  • Kyaw Thet (1962). History of Burma (in Burmese). Yangon: Yangon University Press.CS1 maint: unrecognized language (link)
  • Lieberman, Victor B. (2003). Strange Parallels: Southeast Asia in Global Context, c. 800–1830, volume 1, Integration on the Mainland. Cambridge University Press. ISBN 978-0-521-80496-7.

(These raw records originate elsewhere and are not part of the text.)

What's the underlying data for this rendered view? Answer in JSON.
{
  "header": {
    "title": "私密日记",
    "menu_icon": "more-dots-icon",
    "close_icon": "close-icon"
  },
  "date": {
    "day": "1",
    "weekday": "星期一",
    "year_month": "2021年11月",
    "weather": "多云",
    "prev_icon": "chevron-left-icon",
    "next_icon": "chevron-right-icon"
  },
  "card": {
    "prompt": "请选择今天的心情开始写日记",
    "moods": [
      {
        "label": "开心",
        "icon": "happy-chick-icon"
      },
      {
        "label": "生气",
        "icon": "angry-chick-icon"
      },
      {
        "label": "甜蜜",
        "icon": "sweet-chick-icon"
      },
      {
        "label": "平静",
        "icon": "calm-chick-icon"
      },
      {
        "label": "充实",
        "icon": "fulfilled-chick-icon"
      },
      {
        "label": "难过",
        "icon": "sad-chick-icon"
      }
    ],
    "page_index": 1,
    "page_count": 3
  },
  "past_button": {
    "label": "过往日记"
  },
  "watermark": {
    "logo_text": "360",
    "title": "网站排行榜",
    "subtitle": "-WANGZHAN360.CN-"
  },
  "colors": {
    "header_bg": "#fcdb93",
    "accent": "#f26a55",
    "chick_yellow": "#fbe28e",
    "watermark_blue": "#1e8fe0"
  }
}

  • Maha Sithu (1798). Myint Swe (; Kyaw Win; Thein Hlaing (eds.). Yazawin Thit (in Burmese). 1–3 (2012, 2nd printing ed.). Yangon: Ya-Pyei Publishing.CS1 maint: unrecognized language (link)
  • Myint-U, Thant (2006). The River of Lost Footsteps—Histories of Burma. Farrar, Straus and Giroux. ISBN 978-0-374-16342-6.

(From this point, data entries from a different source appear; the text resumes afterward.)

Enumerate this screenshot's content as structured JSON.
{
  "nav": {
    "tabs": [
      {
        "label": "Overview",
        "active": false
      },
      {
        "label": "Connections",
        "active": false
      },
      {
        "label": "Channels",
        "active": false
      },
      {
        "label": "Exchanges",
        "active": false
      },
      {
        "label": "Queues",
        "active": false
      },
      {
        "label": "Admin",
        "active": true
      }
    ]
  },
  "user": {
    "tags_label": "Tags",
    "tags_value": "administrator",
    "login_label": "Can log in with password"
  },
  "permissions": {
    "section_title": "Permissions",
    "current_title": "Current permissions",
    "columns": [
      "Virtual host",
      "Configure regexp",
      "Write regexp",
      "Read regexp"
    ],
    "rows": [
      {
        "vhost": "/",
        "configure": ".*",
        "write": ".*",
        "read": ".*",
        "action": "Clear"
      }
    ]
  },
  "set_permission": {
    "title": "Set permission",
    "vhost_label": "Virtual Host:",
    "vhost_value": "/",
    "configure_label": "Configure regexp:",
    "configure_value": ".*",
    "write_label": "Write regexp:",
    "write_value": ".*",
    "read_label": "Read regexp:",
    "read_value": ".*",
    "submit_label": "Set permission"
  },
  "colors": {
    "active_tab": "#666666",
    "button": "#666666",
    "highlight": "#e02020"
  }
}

  • Pe Maung Tin; G.H. Luce (1923). The Glass Palace Chronicle of the Kings of Burma (1960 ed.). Rangoon University Press.
  • Phayre, Lt. Gen. Sir Arthur P. (1883). History of Burma (1967 ed.). London: Susil Gupta.
  • Ricklefs, M.C.; Bruce McFarland Lockhart; Albert Lau; Portia Reyes; Maitrii Aung-Thwin; Bruce Lockhart (2010). A New History of Southeast Asia. Palgrave Macmillan. ISBN 978-0230212145.
  • Royal Historians of Burma (c. 1680). U Hla Tin (Hla Thamein) (eds.). Zatadawbon Yazawin (1960 ed.). Historical Research Directorate of the Union of Burma. Cite uses deprecated parameter |editors= (help)
  • Royal Historical Commission of Burma (1832). Hmannan Yazawin (in Burmese). 1–3 (2003 ed.). Yangon: Ministry of Information, Myanmar.CS1 maint: unrecognized language (link)
  • Sandamala Linkara, Ashin (1931). Rakhine Yazawinthit Kyan (in Burmese). 1–2 (1997 ed.). Yangon: Tetlan Sarpay.CS1 maint: unrecognized language (link)
  • South, Ashley (2003). Mon nationalism and civil war in Burma: the golden sheldrake. Routledge. ISBN 978-0-7007-1609-8.
  • Tarling, Nicholas (1999). The Cambridge History of Southeast Asia: Early Times to c. 1500. ISBN 978-0-521-66369-4.
أنورتا
وُلِد: 11 May 1014 توفي: 11 April 1077
ألقاب ملكية
سبقه
Sokkate
King of Burma
1044–1077
تبعه
Sawlu

قالب:Burmese monarchs